Exercise →
What is needed here is every record, retyped without any change.

(Beginning of Data to use)

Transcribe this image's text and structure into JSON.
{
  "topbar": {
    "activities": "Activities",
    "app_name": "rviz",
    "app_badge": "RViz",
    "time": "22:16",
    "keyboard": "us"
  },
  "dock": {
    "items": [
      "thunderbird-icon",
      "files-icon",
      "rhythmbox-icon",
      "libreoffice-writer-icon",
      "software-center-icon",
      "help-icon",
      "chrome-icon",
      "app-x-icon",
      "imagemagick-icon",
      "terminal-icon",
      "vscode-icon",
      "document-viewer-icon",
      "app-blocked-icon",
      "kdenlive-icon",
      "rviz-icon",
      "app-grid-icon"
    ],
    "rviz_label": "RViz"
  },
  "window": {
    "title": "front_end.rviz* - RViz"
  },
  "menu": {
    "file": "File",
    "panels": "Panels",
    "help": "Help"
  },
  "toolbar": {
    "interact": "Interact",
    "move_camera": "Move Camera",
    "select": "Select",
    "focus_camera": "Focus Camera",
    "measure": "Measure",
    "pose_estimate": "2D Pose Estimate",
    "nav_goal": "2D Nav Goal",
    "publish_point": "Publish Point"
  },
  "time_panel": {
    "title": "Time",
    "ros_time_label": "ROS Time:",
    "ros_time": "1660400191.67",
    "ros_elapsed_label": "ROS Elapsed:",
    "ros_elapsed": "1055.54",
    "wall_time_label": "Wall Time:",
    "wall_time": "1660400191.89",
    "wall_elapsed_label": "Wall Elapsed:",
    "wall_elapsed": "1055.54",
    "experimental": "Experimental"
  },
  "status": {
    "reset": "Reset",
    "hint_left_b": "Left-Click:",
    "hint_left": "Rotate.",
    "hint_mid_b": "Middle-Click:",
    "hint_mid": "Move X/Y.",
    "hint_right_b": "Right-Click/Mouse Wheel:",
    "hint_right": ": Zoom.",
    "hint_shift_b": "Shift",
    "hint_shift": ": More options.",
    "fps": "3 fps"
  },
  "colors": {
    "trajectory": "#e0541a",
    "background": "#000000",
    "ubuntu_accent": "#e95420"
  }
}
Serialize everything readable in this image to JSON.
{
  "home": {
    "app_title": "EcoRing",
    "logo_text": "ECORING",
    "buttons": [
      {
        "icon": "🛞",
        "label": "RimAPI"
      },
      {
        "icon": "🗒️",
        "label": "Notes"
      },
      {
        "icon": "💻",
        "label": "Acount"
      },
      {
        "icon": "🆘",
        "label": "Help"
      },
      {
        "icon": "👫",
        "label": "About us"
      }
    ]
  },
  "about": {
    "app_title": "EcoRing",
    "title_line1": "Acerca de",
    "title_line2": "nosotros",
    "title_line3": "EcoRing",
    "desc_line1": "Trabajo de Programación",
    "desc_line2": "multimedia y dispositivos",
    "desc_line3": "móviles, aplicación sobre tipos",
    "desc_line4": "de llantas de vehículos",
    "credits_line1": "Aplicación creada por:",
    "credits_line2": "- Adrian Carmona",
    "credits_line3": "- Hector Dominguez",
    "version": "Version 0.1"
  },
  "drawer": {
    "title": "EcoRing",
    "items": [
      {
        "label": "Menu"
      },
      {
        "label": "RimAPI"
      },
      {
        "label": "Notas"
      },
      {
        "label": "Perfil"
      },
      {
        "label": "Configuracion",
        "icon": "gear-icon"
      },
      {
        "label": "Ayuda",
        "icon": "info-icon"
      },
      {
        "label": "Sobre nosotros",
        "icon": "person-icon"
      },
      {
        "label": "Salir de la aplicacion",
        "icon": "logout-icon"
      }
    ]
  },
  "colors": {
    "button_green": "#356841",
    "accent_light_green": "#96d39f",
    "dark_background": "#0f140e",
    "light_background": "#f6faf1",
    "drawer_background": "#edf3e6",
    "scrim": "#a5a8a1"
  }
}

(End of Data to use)

Solution to this problem →
Transcribe this image's text and structure into JSON.
{
  "topbar": {
    "activities": "Activities",
    "app_name": "rviz",
    "app_badge": "RViz",
    "time": "22:16",
    "keyboard": "us"
  },
  "dock": {
    "items": [
      "thunderbird-icon",
      "files-icon",
      "rhythmbox-icon",
      "libreoffice-writer-icon",
      "software-center-icon",
      "help-icon",
      "chrome-icon",
      "app-x-icon",
      "imagemagick-icon",
      "terminal-icon",
      "vscode-icon",
      "document-viewer-icon",
      "app-blocked-icon",
      "kdenlive-icon",
      "rviz-icon",
      "app-grid-icon"
    ],
    "rviz_label": "RViz"
  },
  "window": {
    "title": "front_end.rviz* - RViz"
  },
  "menu": {
    "file": "File",
    "panels": "Panels",
    "help": "Help"
  },
  "toolbar": {
    "interact": "Interact",
    "move_camera": "Move Camera",
    "select": "Select",
    "focus_camera": "Focus Camera",
    "measure": "Measure",
    "pose_estimate": "2D Pose Estimate",
    "nav_goal": "2D Nav Goal",
    "publish_point": "Publish Point"
  },
  "time_panel": {
    "title": "Time",
    "ros_time_label": "ROS Time:",
    "ros_time": "1660400191.67",
    "ros_elapsed_label": "ROS Elapsed:",
    "ros_elapsed": "1055.54",
    "wall_time_label": "Wall Time:",
    "wall_time": "1660400191.89",
    "wall_elapsed_label": "Wall Elapsed:",
    "wall_elapsed": "1055.54",
    "experimental": "Experimental"
  },
  "status": {
    "reset": "Reset",
    "hint_left_b": "Left-Click:",
    "hint_left": "Rotate.",
    "hint_mid_b": "Middle-Click:",
    "hint_mid": "Move X/Y.",
    "hint_right_b": "Right-Click/Mouse Wheel:",
    "hint_right": ": Zoom.",
    "hint_shift_b": "Shift",
    "hint_shift": ": More options.",
    "fps": "3 fps"
  },
  "colors": {
    "trajectory": "#e0541a",
    "background": "#000000",
    "ubuntu_accent": "#e95420"
  }
}
Serialize everything readable in this image to JSON.
{
  "home": {
    "app_title": "EcoRing",
    "logo_text": "ECORING",
    "buttons": [
      {
        "icon": "🛞",
        "label": "RimAPI"
      },
      {
        "icon": "🗒️",
        "label": "Notes"
      },
      {
        "icon": "💻",
        "label": "Acount"
      },
      {
        "icon": "🆘",
        "label": "Help"
      },
      {
        "icon": "👫",
        "label": "About us"
      }
    ]
  },
  "about": {
    "app_title": "EcoRing",
    "title_line1": "Acerca de",
    "title_line2": "nosotros",
    "title_line3": "EcoRing",
    "desc_line1": "Trabajo de Programación",
    "desc_line2": "multimedia y dispositivos",
    "desc_line3": "móviles, aplicación sobre tipos",
    "desc_line4": "de llantas de vehículos",
    "credits_line1": "Aplicación creada por:",
    "credits_line2": "- Adrian Carmona",
    "credits_line3": "- Hector Dominguez",
    "version": "Version 0.1"
  },
  "drawer": {
    "title": "EcoRing",
    "items": [
      {
        "label": "Menu"
      },
      {
        "label": "RimAPI"
      },
      {
        "label": "Notas"
      },
      {
        "label": "Perfil"
      },
      {
        "label": "Configuracion",
        "icon": "gear-icon"
      },
      {
        "label": "Ayuda",
        "icon": "info-icon"
      },
      {
        "label": "Sobre nosotros",
        "icon": "person-icon"
      },
      {
        "label": "Salir de la aplicacion",
        "icon": "logout-icon"
      }
    ]
  },
  "colors": {
    "button_green": "#356841",
    "accent_light_green": "#96d39f",
    "dark_background": "#0f140e",
    "light_background": "#f6faf1",
    "drawer_background": "#edf3e6",
    "scrim": "#a5a8a1"
  }
}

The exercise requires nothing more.